He made his most important work in the seventies and eighties, times of great contradictions in Europe. On the one hand the Europe with communism and dictatorships and on the other hand the Europe where in countries like the Netherlands and France the sexual revolution, the secularization, democratization and emancipation of women caused major changes.
In the early 1970s, Pierre Segers often traveled with his ‘deux chevaux’ through Romania, behind the ‘Iron Curtain’, to photograph villagers, farm workers and gypsies. It was before the time that dictator Ceauşescu wanted to demolish eight thousand villages.
In remote areas in France, Pierre Segers photographed people in sleepy villages, as well as in Spain where dictator Franco ruled hard. And there, behind closed doors, people entrusted the photographer that they had an aversion to ‘El generalísimo’ and to the Catholic Church.
The sexual revolution, including the groundbreaking, explicitly erotic work of a photographer like Robert Mapplethorpe, also encouraged Pierre Segers to take bold photographs of male nude, partly on the popular and special Polaroid SX70 material at the time.
The photographic legacy that Pierre Segers left behind is too special to be forgotten. That is why there is now an exhibition with vintage prints and a book of his work that does justice to his photographic legacy. As a homage to him, the two befriended photographers have published a book and made a short film (15 minutes). ‘Photographic travel notes made by fellow travelers of Pierre Segers’ (Ton Huijbers, Jo Brunenberg, Pieter Heijnen and Theo Derksen) are also shown on the screen in the exhibition.

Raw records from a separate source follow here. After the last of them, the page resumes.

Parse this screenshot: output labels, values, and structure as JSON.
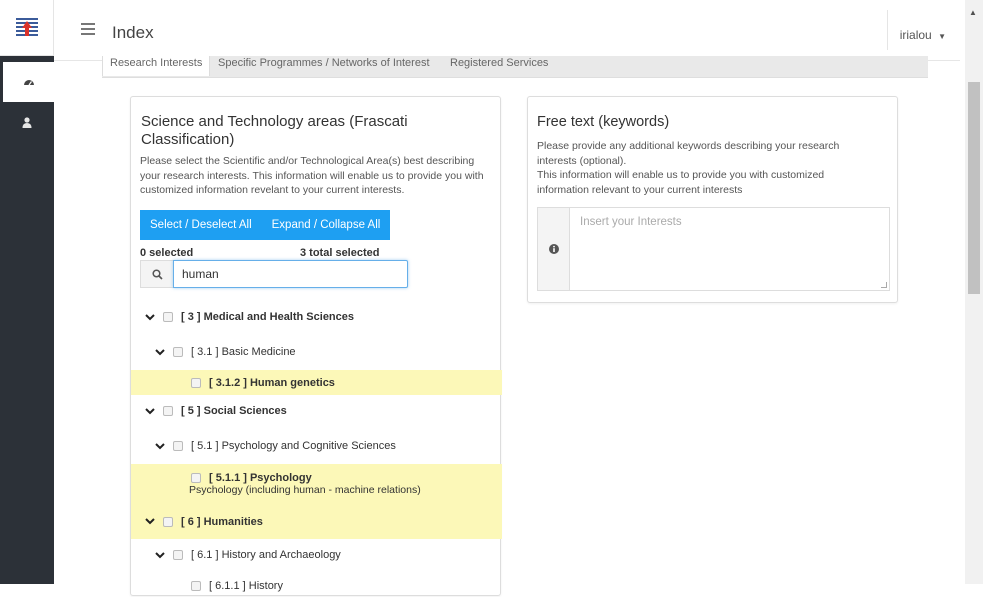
{
  "header": {
    "title": "Index",
    "user": "irialou"
  },
  "tabs": [
    {
      "label": "Research Interests",
      "active": true
    },
    {
      "label": "Specific Programmes / Networks of Interest",
      "active": false
    },
    {
      "label": "Registered Services",
      "active": false
    }
  ],
  "left_panel": {
    "title": "Science and Technology areas (Frascati Classification)",
    "description": "Please select the Scientific and/or Technological Area(s) best describing your research interests. This information will enable us to provide you with customized information revelant to your current interests.",
    "select_all_label": "Select / Deselect All",
    "expand_all_label": "Expand / Collapse All",
    "selected_count": "0 selected",
    "total_selected": "3 total selected",
    "search_value": "human",
    "tree": [
      {
        "label": "[ 3 ] Medical and Health Sciences",
        "bold": true,
        "level": 0,
        "chevron": true,
        "highlight": false
      },
      {
        "label": "[ 3.1 ] Basic Medicine",
        "bold": false,
        "level": 1,
        "chevron": true,
        "highlight": false
      },
      {
        "label": "[ 3.1.2 ] Human genetics",
        "bold": true,
        "level": 2,
        "chevron": false,
        "highlight": true
      },
      {
        "label": "[ 5 ] Social Sciences",
        "bold": true,
        "level": 0,
        "chevron": true,
        "highlight": false
      },
      {
        "label": "[ 5.1 ] Psychology and Cognitive Sciences",
        "bold": false,
        "level": 1,
        "chevron": true,
        "highlight": false
      },
      {
        "label": "[ 5.1.1 ] Psychology",
        "sub": "Psychology (including human - machine relations)",
        "bold": true,
        "level": 2,
        "chevron": false,
        "highlight": true
      },
      {
        "label": "[ 6 ] Humanities",
        "bold": true,
        "level": 0,
        "chevron": true,
        "highlight": true
      },
      {
        "label": "[ 6.1 ] History and Archaeology",
        "bold": false,
        "level": 1,
        "chevron": true,
        "highlight": false
      },
      {
        "label": "[ 6.1.1 ] History",
        "bold": false,
        "level": 2,
        "chevron": false,
        "highlight": false
      }
    ]
  },
  "right_panel": {
    "title": "Free text (keywords)",
    "description_lines": [
      "Please provide any additional keywords describing your research",
      "interests (optional).",
      "This information will enable us to provide you with customized",
      "information relevant to your current interests"
    ],
    "placeholder": "Insert your Interests"
  },
  "colors": {
    "accent": "#1e9ff2",
    "highlight": "#fcf8b8",
    "sidebar": "#2c3138"
  }
}
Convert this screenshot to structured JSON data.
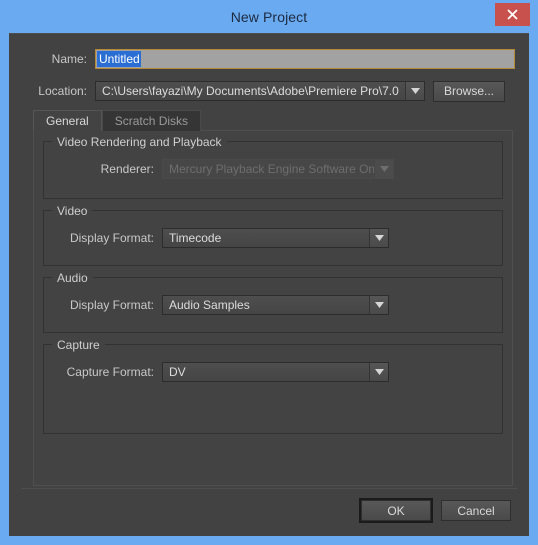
{
  "window": {
    "title": "New Project",
    "close_icon": "close-icon",
    "accent_blue": "#6aaaf0",
    "dialog_bg": "#424242",
    "close_bg": "#c8514d"
  },
  "fields": {
    "name_label": "Name:",
    "name_value": "Untitled",
    "location_label": "Location:",
    "location_value": "C:\\Users\\fayazi\\My Documents\\Adobe\\Premiere Pro\\7.0",
    "browse_label": "Browse..."
  },
  "tabs": [
    {
      "label": "General",
      "active": true
    },
    {
      "label": "Scratch Disks",
      "active": false
    }
  ],
  "groups": {
    "rendering": {
      "title": "Video Rendering and Playback",
      "renderer_label": "Renderer:",
      "renderer_value": "Mercury Playback Engine Software Only",
      "renderer_disabled": true
    },
    "video": {
      "title": "Video",
      "display_format_label": "Display Format:",
      "display_format_value": "Timecode"
    },
    "audio": {
      "title": "Audio",
      "display_format_label": "Display Format:",
      "display_format_value": "Audio Samples"
    },
    "capture": {
      "title": "Capture",
      "capture_format_label": "Capture Format:",
      "capture_format_value": "DV"
    }
  },
  "footer": {
    "ok_label": "OK",
    "cancel_label": "Cancel"
  }
}
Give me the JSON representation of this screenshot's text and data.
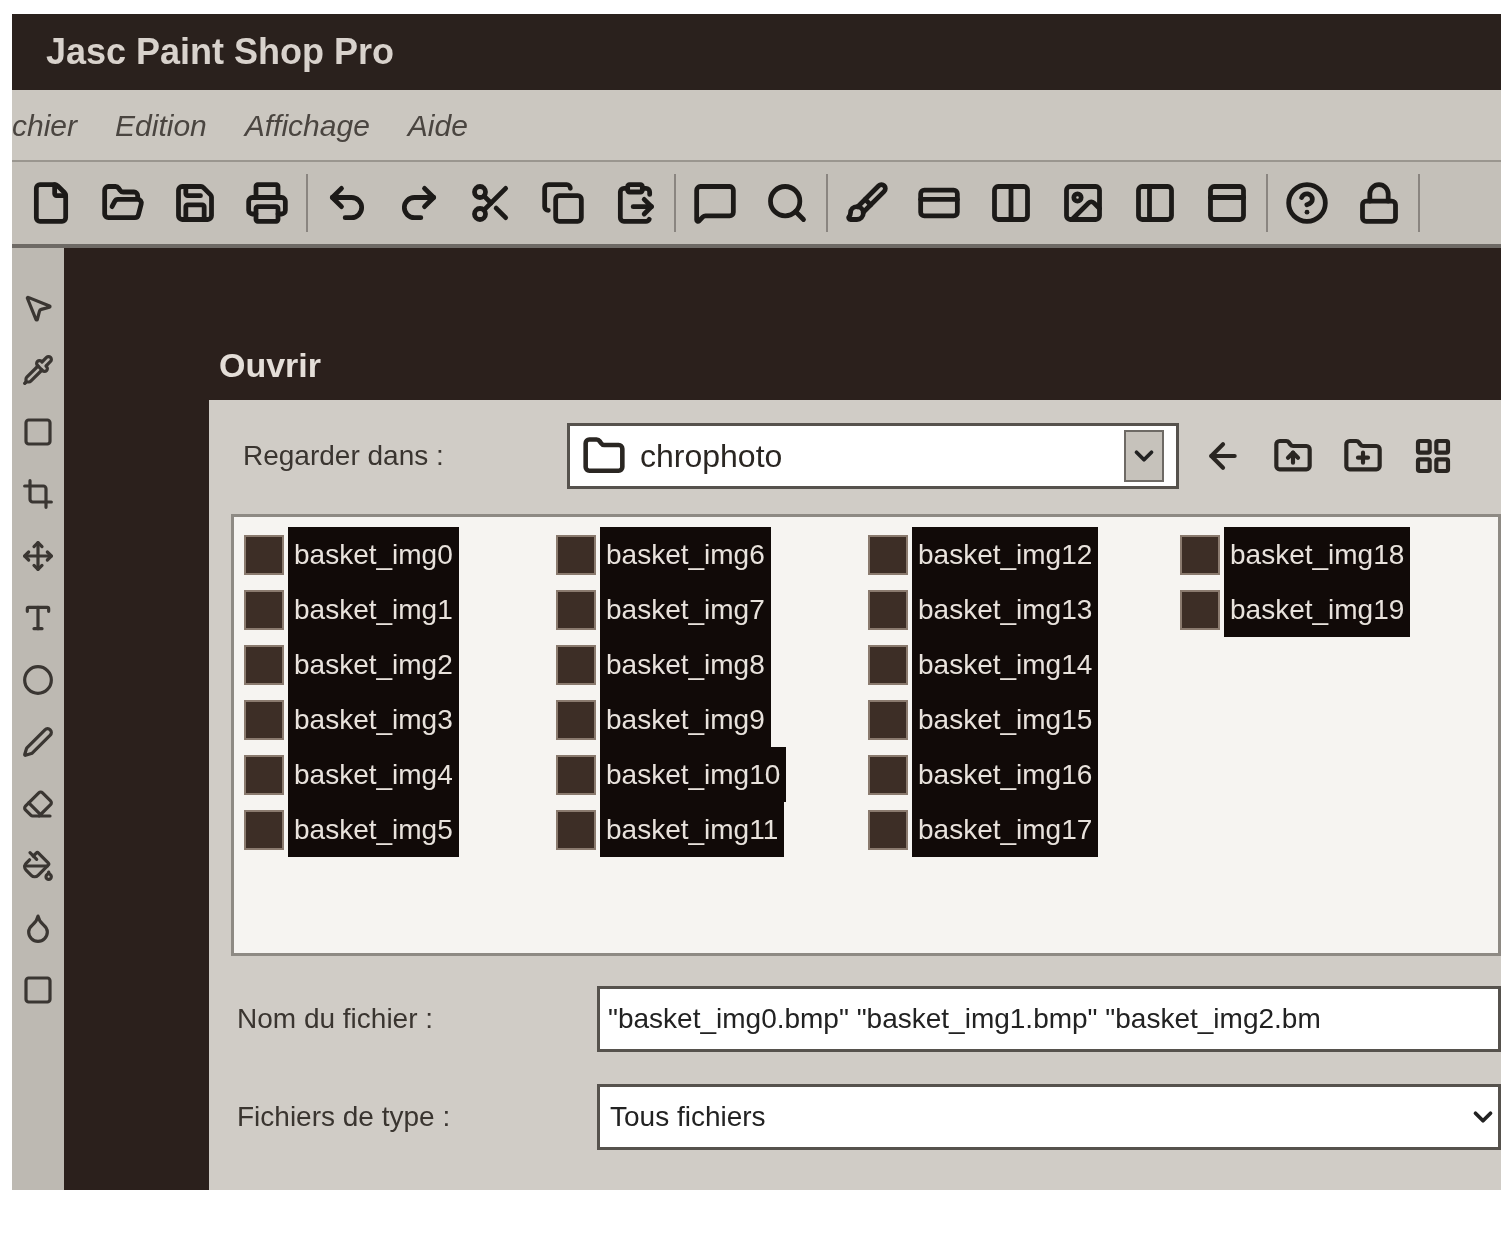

(In June 2003, Pierre Segers and Ton Huijbers, together with Harry and Françoise Pennings, visited the photo festival of Lannion in France. See blog # 4)